The most significant roadblock that most organizations have in adopting a DevSecOps strategy is the resistance they may encounter. Many people will be hesitant to make a significant adjustment to something they’ve been doing for years. And the fact that security was an afterthought in previous software development approaches doesn’t help matters.
DevSecOps also brings together developers and security experts, fostering a collaborative atmosphere. However, there has always been some tension between these two sides. Both teams believe that what the other team does causes problems for their own. This viewpoint leads to both teams functioning in silos, which contradicts DevSecOps’ main principle. To mature in implementation, a shift in this cultural perspective is required once again.
Another major stumbling block is the perception that higher security slows things down and prevents innovation. Developers strive to provide code quickly in order to fulfil the demands of modern organizations. Security teams, on the other hand, are primarily concerned with ensuring that the code is secure. Because their goals are so dissimilar, it’s difficult for these two teams to work together.
By 2021, there will be 3.5 million cybersecurity employment openings, according to a forecast by Cybersecurity Ventures. As a result, despite the fact that the number of security breaches and attacks is increasing, there is a scarcity of experienced cybersecurity engineers. As a result, the scarcity of security personnel is a problem that particularly impacts small and medium-sized businesses.
When it comes to bringing together ops and security, there are more challenges than when it comes to cooperation between development and security. You just need to train your developers about security best practices and have them collaborate closely with your security team in the first case. Although this structure affects developers in various ways, there are usually few noticeable changes.
When it comes to getting your operations and security teams to work together, however, this isn’t the case. When ops engineers notice something unusual, they don’t instantly suspect a security compromise. Things like software misconfiguration or infrastructure issues are often culprits for them. An anomaly, on the other hand, signals a potential breach to security teams. As a result, ops engineers may need to reconsider how they examine environments.
DevSecOps can help you sell more of your products. The most obvious and fundamental advantage of a DevSecOps approach is that it will increase your overall security. As previously said, you may uncover vulnerabilities in your pipeline at a very early stage, making it much easier to resolve. It also improves your threat-hunting capabilities because constant monitoring is in place. In terms of business, the safer a product is, the easier it is to market.
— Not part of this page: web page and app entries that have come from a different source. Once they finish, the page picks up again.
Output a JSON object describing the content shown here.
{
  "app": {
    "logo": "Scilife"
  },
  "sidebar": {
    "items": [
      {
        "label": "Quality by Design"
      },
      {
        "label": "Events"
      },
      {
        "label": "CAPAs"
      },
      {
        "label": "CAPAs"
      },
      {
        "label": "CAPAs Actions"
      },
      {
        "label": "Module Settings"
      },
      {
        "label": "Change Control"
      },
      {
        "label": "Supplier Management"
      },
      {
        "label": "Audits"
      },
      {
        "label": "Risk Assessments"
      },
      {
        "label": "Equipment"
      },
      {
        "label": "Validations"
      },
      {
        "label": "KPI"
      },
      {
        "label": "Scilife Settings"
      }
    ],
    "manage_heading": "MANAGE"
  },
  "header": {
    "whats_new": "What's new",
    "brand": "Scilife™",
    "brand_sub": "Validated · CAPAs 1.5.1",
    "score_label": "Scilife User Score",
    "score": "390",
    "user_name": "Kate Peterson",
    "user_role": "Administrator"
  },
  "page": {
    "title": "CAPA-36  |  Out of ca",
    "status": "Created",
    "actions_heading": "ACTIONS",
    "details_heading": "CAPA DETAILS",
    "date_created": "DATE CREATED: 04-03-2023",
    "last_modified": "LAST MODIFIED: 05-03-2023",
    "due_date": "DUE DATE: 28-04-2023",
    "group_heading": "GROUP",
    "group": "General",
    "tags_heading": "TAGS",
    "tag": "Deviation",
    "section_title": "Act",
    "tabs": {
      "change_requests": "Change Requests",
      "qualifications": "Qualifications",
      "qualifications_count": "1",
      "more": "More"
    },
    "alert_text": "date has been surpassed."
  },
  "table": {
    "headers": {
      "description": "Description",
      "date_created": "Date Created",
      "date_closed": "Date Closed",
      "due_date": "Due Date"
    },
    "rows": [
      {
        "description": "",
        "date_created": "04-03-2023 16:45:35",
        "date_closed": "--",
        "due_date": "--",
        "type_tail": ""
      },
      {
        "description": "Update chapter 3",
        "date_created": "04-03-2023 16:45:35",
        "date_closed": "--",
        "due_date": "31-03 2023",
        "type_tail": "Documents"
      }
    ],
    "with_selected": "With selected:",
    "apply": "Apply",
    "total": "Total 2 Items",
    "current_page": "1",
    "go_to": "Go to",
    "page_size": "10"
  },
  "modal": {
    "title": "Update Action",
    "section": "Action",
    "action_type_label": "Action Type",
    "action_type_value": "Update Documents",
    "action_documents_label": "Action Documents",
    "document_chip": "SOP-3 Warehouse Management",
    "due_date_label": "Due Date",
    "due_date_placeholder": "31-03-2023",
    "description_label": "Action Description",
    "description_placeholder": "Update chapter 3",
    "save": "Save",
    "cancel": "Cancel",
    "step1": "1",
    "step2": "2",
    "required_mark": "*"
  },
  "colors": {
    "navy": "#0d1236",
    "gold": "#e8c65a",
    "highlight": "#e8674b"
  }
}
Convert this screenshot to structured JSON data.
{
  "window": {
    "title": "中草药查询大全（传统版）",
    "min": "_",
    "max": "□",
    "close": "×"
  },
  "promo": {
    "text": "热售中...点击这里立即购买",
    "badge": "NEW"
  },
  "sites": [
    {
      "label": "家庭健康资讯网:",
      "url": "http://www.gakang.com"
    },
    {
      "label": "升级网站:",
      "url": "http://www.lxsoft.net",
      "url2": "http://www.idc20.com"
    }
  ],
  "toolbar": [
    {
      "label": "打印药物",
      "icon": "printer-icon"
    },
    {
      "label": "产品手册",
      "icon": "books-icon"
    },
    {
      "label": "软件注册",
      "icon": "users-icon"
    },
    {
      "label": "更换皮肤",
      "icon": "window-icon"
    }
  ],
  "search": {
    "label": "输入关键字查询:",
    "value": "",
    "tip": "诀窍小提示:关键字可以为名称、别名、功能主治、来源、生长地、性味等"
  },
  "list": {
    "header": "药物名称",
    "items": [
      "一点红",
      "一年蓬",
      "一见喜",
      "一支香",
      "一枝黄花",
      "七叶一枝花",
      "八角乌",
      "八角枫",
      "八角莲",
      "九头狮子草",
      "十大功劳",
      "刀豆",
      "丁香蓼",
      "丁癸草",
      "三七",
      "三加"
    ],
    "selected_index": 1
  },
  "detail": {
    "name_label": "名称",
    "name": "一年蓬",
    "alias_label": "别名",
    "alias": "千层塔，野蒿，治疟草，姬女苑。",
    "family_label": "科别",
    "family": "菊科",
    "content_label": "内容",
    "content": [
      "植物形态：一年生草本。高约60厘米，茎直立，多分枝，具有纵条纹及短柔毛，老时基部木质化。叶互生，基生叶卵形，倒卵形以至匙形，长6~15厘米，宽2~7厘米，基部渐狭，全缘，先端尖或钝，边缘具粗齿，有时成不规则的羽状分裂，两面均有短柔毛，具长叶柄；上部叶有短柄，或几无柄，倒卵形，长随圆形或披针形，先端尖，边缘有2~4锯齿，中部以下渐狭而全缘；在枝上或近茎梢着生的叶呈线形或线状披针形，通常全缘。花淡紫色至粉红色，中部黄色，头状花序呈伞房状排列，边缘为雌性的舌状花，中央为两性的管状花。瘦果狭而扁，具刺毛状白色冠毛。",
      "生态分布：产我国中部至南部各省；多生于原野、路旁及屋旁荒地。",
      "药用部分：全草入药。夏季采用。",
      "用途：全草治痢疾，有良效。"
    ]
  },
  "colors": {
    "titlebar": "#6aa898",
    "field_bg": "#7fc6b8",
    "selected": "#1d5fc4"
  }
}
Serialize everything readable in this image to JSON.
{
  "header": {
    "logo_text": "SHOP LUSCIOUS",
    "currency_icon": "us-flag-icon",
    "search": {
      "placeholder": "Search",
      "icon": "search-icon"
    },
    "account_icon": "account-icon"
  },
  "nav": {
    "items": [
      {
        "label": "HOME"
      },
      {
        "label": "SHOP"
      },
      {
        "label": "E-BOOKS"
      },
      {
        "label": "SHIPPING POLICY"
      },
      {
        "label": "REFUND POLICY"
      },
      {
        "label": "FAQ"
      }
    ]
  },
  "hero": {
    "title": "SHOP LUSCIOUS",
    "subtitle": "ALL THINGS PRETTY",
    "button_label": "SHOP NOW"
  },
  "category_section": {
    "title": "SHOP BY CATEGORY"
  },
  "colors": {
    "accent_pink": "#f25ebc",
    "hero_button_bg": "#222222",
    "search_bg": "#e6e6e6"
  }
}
When vulnerabilities are discovered early in the SDLC process, the costs of repairing them are greatly reduced. Bringing together multiple teams to work on security promotes accountability. This type of collaboration also makes it easier to develop quick and effective security response tactics as well as more secure security design patterns.
DevSecOps also reduces the occurrence of security bottlenecks. It’s not necessary to wait until the development cycle is complete before performing security checks. These two elements hasten the delivery of a product.
Another area in which DevSecOps is crucial is ensuring compliance with industry-standard rules. Regulations such as the General Data Protection Regulation (GDPR) require considerable caution while managing data. DevSecOps gives managers with a comprehensive overview of such procedures, allowing for easier compliance.
It’s Time to Revolutionize Your Security
There’s no denying that DevSecOps is changing the way businesses approach security. Many mid- and low-level businesses, however, are still apprehensive of moving to DevSecOps for a variety of reasons, including a lack of awareness of what DevSecOps is, an unwelcome culture shift for employees, funding constraints, and sometimes just the ambiguity of the phrase.
The technical and financial benefits that organizations can gain from using DevSecOps are quite promising. Although there will undoubtedly be some setbacks when you first begin, DevSecOps can be extremely beneficial to your firm in the long term.